The theming is very cool, but it doesn't matter. This game could have been about anything. The rule book has characters, stories, backstories for specific vessels, and a list of the classes and names of all the ships--most of which are homages to creators of science fiction and fantasy (someone had a lot of fun putting that list together). None of it matters. It doesn't come into gameplay at all.

As for gameplay, sliding cards under the board works... until it doesn't. Fishing a card out that slid too far can be a pain, especially if your table surface is inconsistent. This game is a strong candidate for using playmats. And I would have loved some divots on the player board for the acrylic tracking cubes. The squares are so small that it's easy for the cubes to slide around and you can lose track of things.

Finally, while it doesn't have the massive footprint of something like Machi Koro--thanks to the thinner cards and the way off-turn rewards stack--you still have individual player boards and a fixed market of 30 (!!!!) cards, so that's a good chunk of table.

Is It Expansible?

There are two expansions available. The first is a Saga expansion called The Emergency Of Shy Pluto, which tells a story over the course of four or five games and adds new gameplay elements throughout (I won't spoil, but many of them translate to "more dice" in some way or another). I think the new content is cool, and I love the "Saga" aspect of it, although it does make the game more swingy.

The second is a storage solution called Command Station that adds components and rules to allow up to seven people to play in a single game. I haven't acquired it yet, since Shy Pluto fits into the base game box just fine, but if they release more Saga expansions, I probably will.

Final Thoughts

Space Base takes the tableau builder mechanic and tweaks it just right. It's fun, fast, and one of my favorite new games I discovered in the last couple years.

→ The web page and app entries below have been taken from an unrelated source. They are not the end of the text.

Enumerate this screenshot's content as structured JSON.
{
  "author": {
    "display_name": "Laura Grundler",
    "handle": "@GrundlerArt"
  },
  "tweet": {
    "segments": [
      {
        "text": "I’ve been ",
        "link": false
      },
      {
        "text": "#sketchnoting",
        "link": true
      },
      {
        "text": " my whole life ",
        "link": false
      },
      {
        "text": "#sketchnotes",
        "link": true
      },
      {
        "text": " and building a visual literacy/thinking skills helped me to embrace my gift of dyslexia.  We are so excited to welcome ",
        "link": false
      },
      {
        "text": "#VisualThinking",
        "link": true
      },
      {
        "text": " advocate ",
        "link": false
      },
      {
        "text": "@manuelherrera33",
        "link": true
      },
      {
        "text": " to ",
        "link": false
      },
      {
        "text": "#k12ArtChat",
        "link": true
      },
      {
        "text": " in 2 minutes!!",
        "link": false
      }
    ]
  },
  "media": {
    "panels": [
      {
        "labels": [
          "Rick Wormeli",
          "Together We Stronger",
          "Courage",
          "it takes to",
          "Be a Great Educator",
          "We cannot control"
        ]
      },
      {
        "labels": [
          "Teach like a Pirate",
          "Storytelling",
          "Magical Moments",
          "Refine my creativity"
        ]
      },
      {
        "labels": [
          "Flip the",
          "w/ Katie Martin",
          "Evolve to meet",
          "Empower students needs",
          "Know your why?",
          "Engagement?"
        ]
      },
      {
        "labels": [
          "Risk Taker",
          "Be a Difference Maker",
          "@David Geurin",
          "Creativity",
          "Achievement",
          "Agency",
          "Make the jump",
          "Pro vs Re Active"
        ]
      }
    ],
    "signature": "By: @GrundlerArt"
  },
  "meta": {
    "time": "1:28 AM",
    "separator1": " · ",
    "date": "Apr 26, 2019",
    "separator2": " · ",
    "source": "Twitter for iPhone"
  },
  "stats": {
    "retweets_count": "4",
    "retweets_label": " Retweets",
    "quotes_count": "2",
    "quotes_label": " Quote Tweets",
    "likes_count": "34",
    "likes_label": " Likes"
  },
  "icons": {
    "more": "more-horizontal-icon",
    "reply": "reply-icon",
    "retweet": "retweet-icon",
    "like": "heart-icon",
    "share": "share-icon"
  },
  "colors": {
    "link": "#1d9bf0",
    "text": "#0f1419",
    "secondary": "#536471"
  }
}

Tune in next week when Catan fights back in Spirit Island...

In Acquire-To-Zendo, Kurt is going through his favorite board games in alphabetical order. Read the explainer or see more posts.